• **Material provided**:
——

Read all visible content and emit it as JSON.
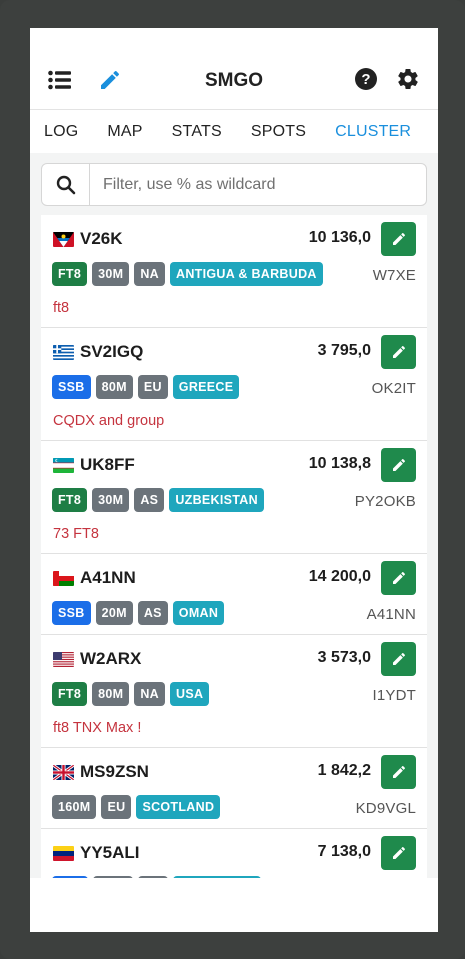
{
  "header": {
    "title": "SMGO"
  },
  "tabs": [
    {
      "label": "LOG",
      "active": false
    },
    {
      "label": "MAP",
      "active": false
    },
    {
      "label": "STATS",
      "active": false
    },
    {
      "label": "SPOTS",
      "active": false
    },
    {
      "label": "CLUSTER",
      "active": true
    }
  ],
  "search": {
    "placeholder": "Filter, use % as wildcard",
    "value": ""
  },
  "spots": [
    {
      "call": "V26K",
      "freq": "10 136,0",
      "mode": "FT8",
      "band": "30M",
      "continent": "NA",
      "country": "ANTIGUA & BARBUDA",
      "spotter": "W7XE",
      "comment": "ft8",
      "flag": "antigua-flag"
    },
    {
      "call": "SV2IGQ",
      "freq": "3 795,0",
      "mode": "SSB",
      "band": "80M",
      "continent": "EU",
      "country": "GREECE",
      "spotter": "OK2IT",
      "comment": "CQDX and group",
      "flag": "greece-flag"
    },
    {
      "call": "UK8FF",
      "freq": "10 138,8",
      "mode": "FT8",
      "band": "30M",
      "continent": "AS",
      "country": "UZBEKISTAN",
      "spotter": "PY2OKB",
      "comment": "73 FT8",
      "flag": "uzbekistan-flag"
    },
    {
      "call": "A41NN",
      "freq": "14 200,0",
      "mode": "SSB",
      "band": "20M",
      "continent": "AS",
      "country": "OMAN",
      "spotter": "A41NN",
      "comment": "",
      "flag": "oman-flag"
    },
    {
      "call": "W2ARX",
      "freq": "3 573,0",
      "mode": "FT8",
      "band": "80M",
      "continent": "NA",
      "country": "USA",
      "spotter": "I1YDT",
      "comment": "ft8 TNX Max !",
      "flag": "usa-flag"
    },
    {
      "call": "MS9ZSN",
      "freq": "1 842,2",
      "mode": "",
      "band": "160M",
      "continent": "EU",
      "country": "SCOTLAND",
      "spotter": "KD9VGL",
      "comment": "",
      "flag": "uk-flag"
    },
    {
      "call": "YY5ALI",
      "freq": "7 138,0",
      "mode": "",
      "band": "",
      "continent": "",
      "country": "",
      "spotter": "",
      "comment": "",
      "flag": "venezuela-flag"
    }
  ],
  "colors": {
    "accent": "#1a8fdd",
    "ft8": "#1e7e45",
    "ssb": "#1b6ee8",
    "gray": "#6b737a",
    "country": "#1fa6bd",
    "edit": "#1f8a4c",
    "comment": "#c5343f"
  }
}
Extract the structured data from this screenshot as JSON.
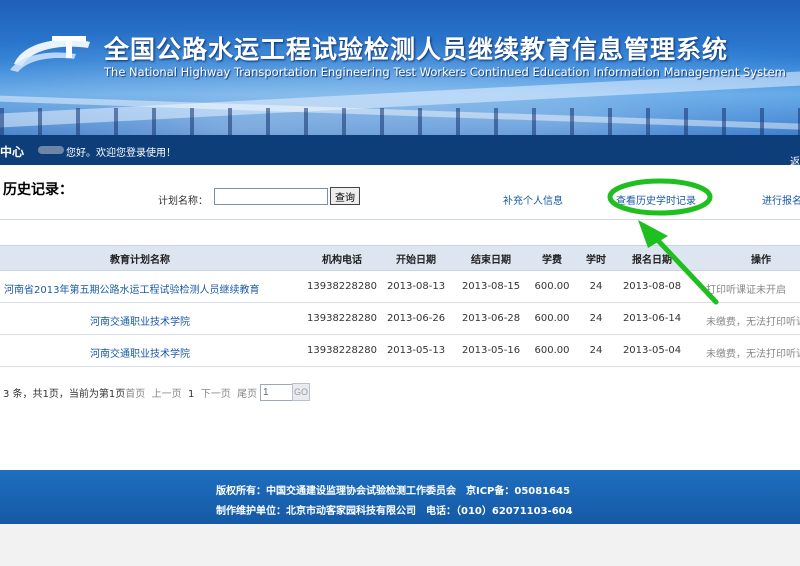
{
  "header": {
    "title_cn": "全国公路水运工程试验检测人员继续教育信息管理系统",
    "title_en": "The National Highway Transportation Engineering Test Workers Continued Education Information Management System"
  },
  "welcome_bar": {
    "center_label": "中心",
    "greeting": "您好。欢迎您登录使用！",
    "back_label": "返"
  },
  "history": {
    "title": "历史记录：",
    "plan_label": "计划名称：",
    "plan_input_value": "",
    "query_button": "查询",
    "links": {
      "supplement_info": "补充个人信息",
      "view_history_hours": "查看历史学时记录",
      "enroll": "进行报名"
    }
  },
  "table": {
    "headers": [
      "教育计划名称",
      "机构电话",
      "开始日期",
      "结束日期",
      "学费",
      "学时",
      "报名日期",
      "操作"
    ],
    "rows": [
      [
        "河南省2013年第五期公路水运工程试验检测人员继续教育",
        "13938228280",
        "2013-08-13",
        "2013-08-15",
        "600.00",
        "24",
        "2013-08-08",
        "打印听课证未开启"
      ],
      [
        "河南交通职业技术学院",
        "13938228280",
        "2013-06-26",
        "2013-06-28",
        "600.00",
        "24",
        "2013-06-14",
        "未缴费，无法打印听课证"
      ],
      [
        "河南交通职业技术学院",
        "13938228280",
        "2013-05-13",
        "2013-05-16",
        "600.00",
        "24",
        "2013-05-04",
        "未缴费，无法打印听课证"
      ]
    ]
  },
  "pager": {
    "summary": "3 条，共1页，当前为第1页",
    "first": "首页",
    "prev": "上一页",
    "current": "1",
    "next": "下一页",
    "last": "尾页",
    "page_input": "1",
    "go": "GO"
  },
  "footer": {
    "line1": "版权所有：中国交通建设监理协会试验检测工作委员会　京ICP备：05081645",
    "line2": "制作维护单位：北京市动客家园科技有限公司　电话：（010）62071103-604"
  },
  "colors": {
    "header_blue": "#2e7fd4",
    "nav_dark": "#0d3e7a",
    "link_blue": "#1a5aa6",
    "annotation_green": "#1fbf1f"
  }
}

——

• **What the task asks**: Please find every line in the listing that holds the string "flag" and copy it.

• **Written response**:
      "flag": "antigua-flag"
      "flag": "greece-flag"
      "flag": "uzbekistan-flag"
      "flag": "oman-flag"
      "flag": "usa-flag"
      "flag": "uk-flag"
      "flag": "venezuela-flag"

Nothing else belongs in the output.